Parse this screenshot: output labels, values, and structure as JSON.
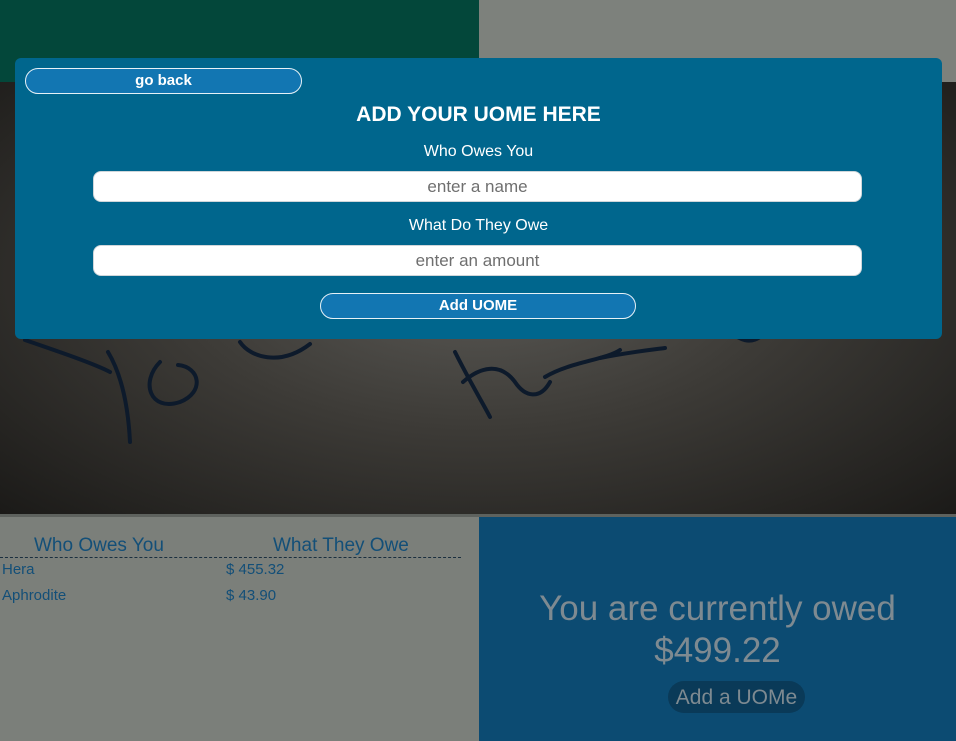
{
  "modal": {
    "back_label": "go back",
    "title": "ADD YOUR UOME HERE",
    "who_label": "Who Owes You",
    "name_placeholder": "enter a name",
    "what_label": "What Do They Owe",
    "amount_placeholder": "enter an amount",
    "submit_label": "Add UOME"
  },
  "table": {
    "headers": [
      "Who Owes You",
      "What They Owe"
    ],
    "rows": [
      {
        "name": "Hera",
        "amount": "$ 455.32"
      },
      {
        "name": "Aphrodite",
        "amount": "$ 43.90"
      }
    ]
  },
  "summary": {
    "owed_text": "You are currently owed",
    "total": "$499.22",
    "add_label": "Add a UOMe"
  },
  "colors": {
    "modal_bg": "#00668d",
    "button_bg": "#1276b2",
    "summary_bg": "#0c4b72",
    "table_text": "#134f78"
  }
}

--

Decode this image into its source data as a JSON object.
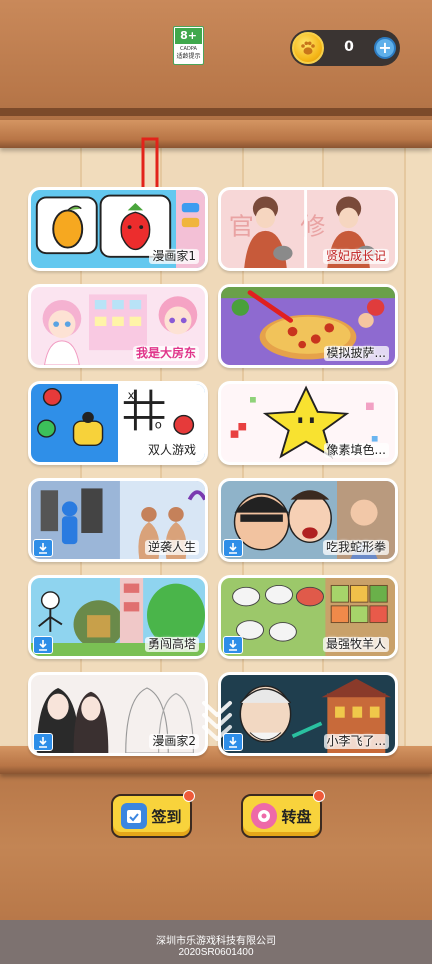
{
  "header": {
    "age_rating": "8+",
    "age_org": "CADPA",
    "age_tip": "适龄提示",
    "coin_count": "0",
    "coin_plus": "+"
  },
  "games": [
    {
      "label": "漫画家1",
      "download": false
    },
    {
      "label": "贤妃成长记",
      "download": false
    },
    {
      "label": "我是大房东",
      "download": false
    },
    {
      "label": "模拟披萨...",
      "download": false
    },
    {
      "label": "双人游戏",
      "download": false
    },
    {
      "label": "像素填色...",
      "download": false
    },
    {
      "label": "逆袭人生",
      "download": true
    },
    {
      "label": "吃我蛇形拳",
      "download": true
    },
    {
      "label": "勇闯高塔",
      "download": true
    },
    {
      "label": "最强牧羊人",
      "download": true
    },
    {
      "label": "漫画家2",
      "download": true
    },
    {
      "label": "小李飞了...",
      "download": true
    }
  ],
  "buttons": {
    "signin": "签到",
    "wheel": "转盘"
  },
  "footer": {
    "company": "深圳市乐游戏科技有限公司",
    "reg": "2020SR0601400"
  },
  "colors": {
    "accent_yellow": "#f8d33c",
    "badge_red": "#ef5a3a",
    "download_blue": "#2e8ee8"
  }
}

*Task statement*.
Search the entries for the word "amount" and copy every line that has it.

*Response to the task*.
    "amount_placeholder": "enter an amount",
        "amount": "$ 455.32"
        "amount": "$ 43.90"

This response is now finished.